I have Adam Field coming over from the States to stay and make pots in a couple of months and the space needs to be sorted so that we can work together. I'll write more about Adam's visit later, it's exciting.
I think there are still a couple of places left for the demo weekend that I'm doing with Adam and Nic Collins in April - more details...... here
It was a delight to be able to go in to my clean and tidy workplace this morning. I got started making a few mugs, then a jug for a student who came to take some photographs and then a small dish, which I'll be making more of tomorrow. I need to start cranking out some pots now.
Life is busy at the moment. I've a rare night off tonight from pantomime rehearsals. Dress rehearsal tomorrow night, final rehearsal on Thursday, then opening night on Friday - I still don't know my lines, eek. Performances this weekend and next weekend, then after that..... well it'll be behind me :)
I've been catching up with decorating the little jugs that I made this time last week....
and also some small tapered jugs that I made on, I think, Wednesday.
I'm a reluctant decorator, so they've been tightly wrapped under polythene since last week, until I could leave them no longer and had to get on with them before they dried out too much.
These were made from 1.5lbs of clay and are about 6" tall at a guess.
This morning I delivered my car to the local garage, about a mile and a half along the lane from the workshop. It needed an MOT test. The walk to the workshop was inspirational, I love living in the countryside. There's a sense of the season moving along now, with the flora enjoying the mildness of this year's winter. I shot a short film of today's exploits, I'll post it on here later once it's uploaded. Oh, the car passed by the way, which is pretty good, as it only cost me £100 a few months ago.

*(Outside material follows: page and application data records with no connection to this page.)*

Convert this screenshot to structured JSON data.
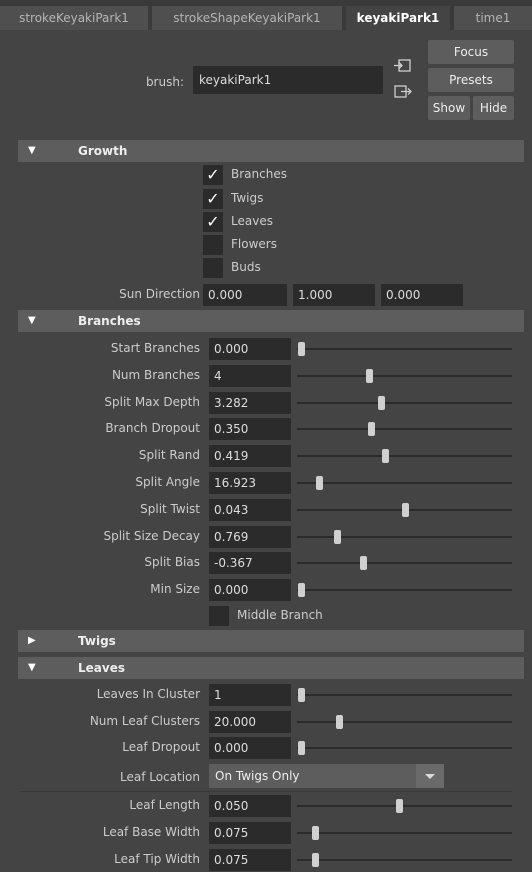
{
  "tabs": [
    {
      "label": "strokeKeyakiPark1",
      "active": false
    },
    {
      "label": "strokeShapeKeyakiPark1",
      "active": false
    },
    {
      "label": "keyakiPark1",
      "active": true
    },
    {
      "label": "time1",
      "active": false
    }
  ],
  "brush": {
    "label": "brush:",
    "value": "keyakiPark1"
  },
  "buttons": {
    "focus": "Focus",
    "presets": "Presets",
    "show": "Show",
    "hide": "Hide"
  },
  "growth": {
    "title": "Growth",
    "checks": [
      {
        "label": "Branches",
        "checked": true
      },
      {
        "label": "Twigs",
        "checked": true
      },
      {
        "label": "Leaves",
        "checked": true
      },
      {
        "label": "Flowers",
        "checked": false
      },
      {
        "label": "Buds",
        "checked": false
      }
    ],
    "sun_direction": {
      "label": "Sun Direction",
      "x": "0.000",
      "y": "1.000",
      "z": "0.000"
    }
  },
  "branches": {
    "title": "Branches",
    "rows": [
      {
        "label": "Start Branches",
        "value": "0.000",
        "slider": 0.0
      },
      {
        "label": "Num Branches",
        "value": "4",
        "slider": 0.34
      },
      {
        "label": "Split Max Depth",
        "value": "3.282",
        "slider": 0.4
      },
      {
        "label": "Branch Dropout",
        "value": "0.350",
        "slider": 0.35
      },
      {
        "label": "Split Rand",
        "value": "0.419",
        "slider": 0.42
      },
      {
        "label": "Split Angle",
        "value": "16.923",
        "slider": 0.09
      },
      {
        "label": "Split Twist",
        "value": "0.043",
        "slider": 0.52
      },
      {
        "label": "Split Size Decay",
        "value": "0.769",
        "slider": 0.18
      },
      {
        "label": "Split Bias",
        "value": "-0.367",
        "slider": 0.31
      },
      {
        "label": "Min Size",
        "value": "0.000",
        "slider": 0.0
      }
    ],
    "middle_branch": {
      "label": "Middle Branch",
      "checked": false
    }
  },
  "twigs": {
    "title": "Twigs"
  },
  "leaves": {
    "title": "Leaves",
    "rows": [
      {
        "label": "Leaves In Cluster",
        "value": "1",
        "slider": 0.0
      },
      {
        "label": "Num Leaf Clusters",
        "value": "20.000",
        "slider": 0.19
      },
      {
        "label": "Leaf Dropout",
        "value": "0.000",
        "slider": 0.0
      }
    ],
    "location": {
      "label": "Leaf Location",
      "value": "On Twigs Only"
    },
    "rows2": [
      {
        "label": "Leaf Length",
        "value": "0.050",
        "slider": 0.49
      },
      {
        "label": "Leaf Base Width",
        "value": "0.075",
        "slider": 0.07
      },
      {
        "label": "Leaf Tip Width",
        "value": "0.075",
        "slider": 0.07
      }
    ]
  }
}
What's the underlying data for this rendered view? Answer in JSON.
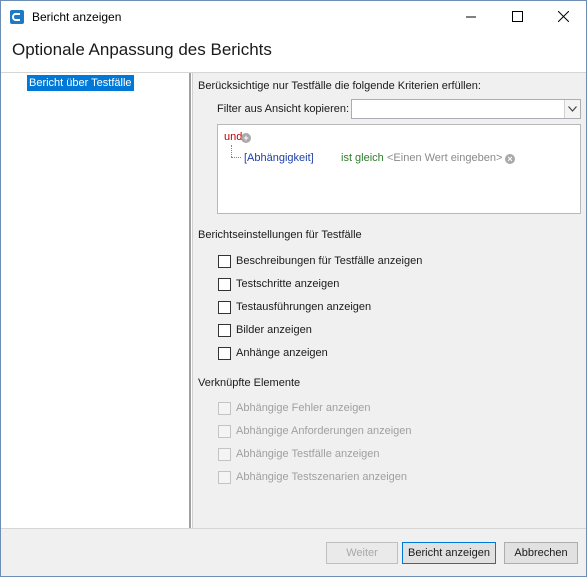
{
  "window": {
    "title": "Bericht anzeigen"
  },
  "header": {
    "title": "Optionale Anpassung des Berichts"
  },
  "nav": {
    "items": [
      {
        "label": "Bericht über Testfälle",
        "selected": true
      }
    ]
  },
  "filter": {
    "criteria_heading": "Berücksichtige nur Testfälle die folgende Kriterien erfüllen:",
    "copy_label": "Filter aus Ansicht kopieren:",
    "copy_value": "",
    "group_operator": "und",
    "criterion": {
      "field": "[Abhängigkeit]",
      "operator": "ist gleich",
      "value": "<Einen Wert eingeben>"
    }
  },
  "settings": {
    "heading": "Berichtseinstellungen für Testfälle",
    "options": [
      {
        "label": "Beschreibungen für Testfälle anzeigen",
        "checked": false
      },
      {
        "label": "Testschritte anzeigen",
        "checked": false
      },
      {
        "label": "Testausführungen anzeigen",
        "checked": false
      },
      {
        "label": "Bilder anzeigen",
        "checked": false
      },
      {
        "label": "Anhänge anzeigen",
        "checked": false
      }
    ]
  },
  "linked": {
    "heading": "Verknüpfte Elemente",
    "options": [
      {
        "label": "Abhängige Fehler anzeigen",
        "checked": false,
        "enabled": false
      },
      {
        "label": "Abhängige Anforderungen anzeigen",
        "checked": false,
        "enabled": false
      },
      {
        "label": "Abhängige Testfälle anzeigen",
        "checked": false,
        "enabled": false
      },
      {
        "label": "Abhängige Testszenarien anzeigen",
        "checked": false,
        "enabled": false
      }
    ]
  },
  "footer": {
    "next_label": "Weiter",
    "show_report_label": "Bericht anzeigen",
    "cancel_label": "Abbrechen"
  },
  "colors": {
    "selection": "#0078d7",
    "group_operator": "#c00000",
    "field": "#1f3fa8",
    "operator": "#2e7d2e"
  }
}
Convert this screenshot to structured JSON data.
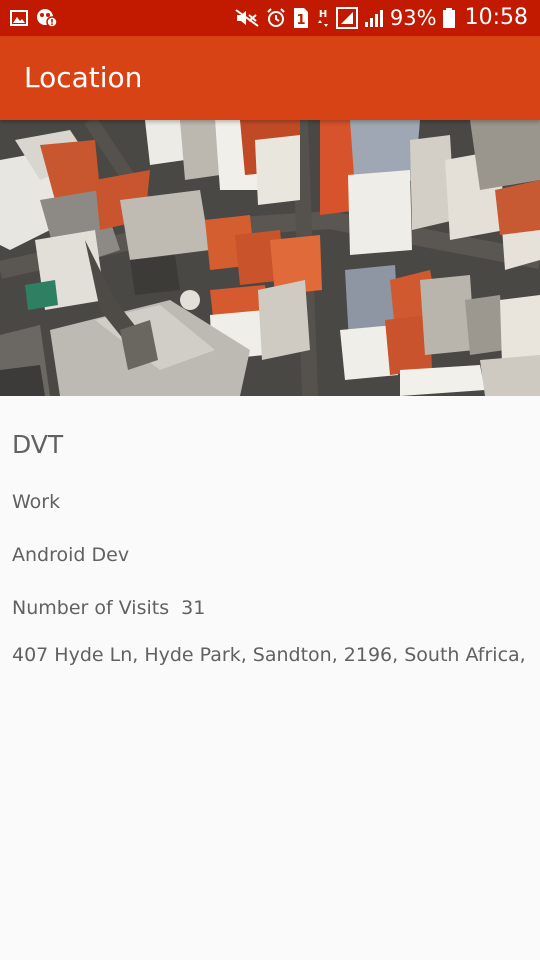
{
  "status_bar": {
    "battery_percent": "93%",
    "time": "10:58",
    "network_label": "H",
    "sim_label": "1",
    "left_icons": [
      "image-notification-icon",
      "app-alert-notification-icon"
    ],
    "right_icons": [
      "mute-icon",
      "alarm-icon",
      "sim-icon",
      "data-h-icon",
      "signal-boxed-icon",
      "signal-icon",
      "battery-icon"
    ]
  },
  "app_bar": {
    "title": "Location",
    "color": "#D84315"
  },
  "status_bar_color": "#C11A00",
  "hero_image": {
    "description_icon": "aerial-city-photo"
  },
  "details": {
    "name": "DVT",
    "type": "Work",
    "description": "Android Dev",
    "visits_label": "Number of Visits",
    "visits_count": "31",
    "address": "407 Hyde Ln, Hyde Park, Sandton, 2196, South Africa,"
  }
}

The next couple of weeks are going to be hectic. I'm taking part in the village pantomime again, which opens a week on Friday, so most evenings will be rehearsals. I still haven't learned my lines, so I'll be practicing tomorrow in the workshop - I hope I don't alarm too many passers-by!
Hello boys and girls and a Happy New Year to you all! I wish you all a wonderful 2012.
I got back to work today after a lovely Christmas break. It was just what I needed, I was feeling pretty burned out at the end of last year and it was a welcome rest. So today, I was back in the saddle/swivel chair and making pots again for what seems like the first time in weeks. Usually I'd start off a fresh making session by throwing my favourite thing, 8lb jugs, but I already have some of those made, so instead I got started with a couple of dozen 1.5 lb, dinky little jugs.
I struggle with small stuff, it uses different skills which I rarely practice, but by the last few, things seemed to be going along nicely. I have to send fifty pieces to Japan, for exhibitions at Art Fair Tokyo and Gallery St Ives, also in Tokyo. It costs a fortune to ship these pots round the world, so I can't imagine I'll be sending any of my big heavy pieces. I need to make a lot of small pots in the forthcoming weeks.
It's been crazy weather today, gale force wind and torrential rain. This winter we've only had a few frosts and none of those have been particularly hard. The flowers in the garden seem very confused by it all. I'm glad of it though, last year at this time I was unable to get to the workshop because we were snowed in.
Here's a little film I shot today at the workshop.
Late night working with Marky Mark tomorrow, I'm looking forward to that. Bye for now.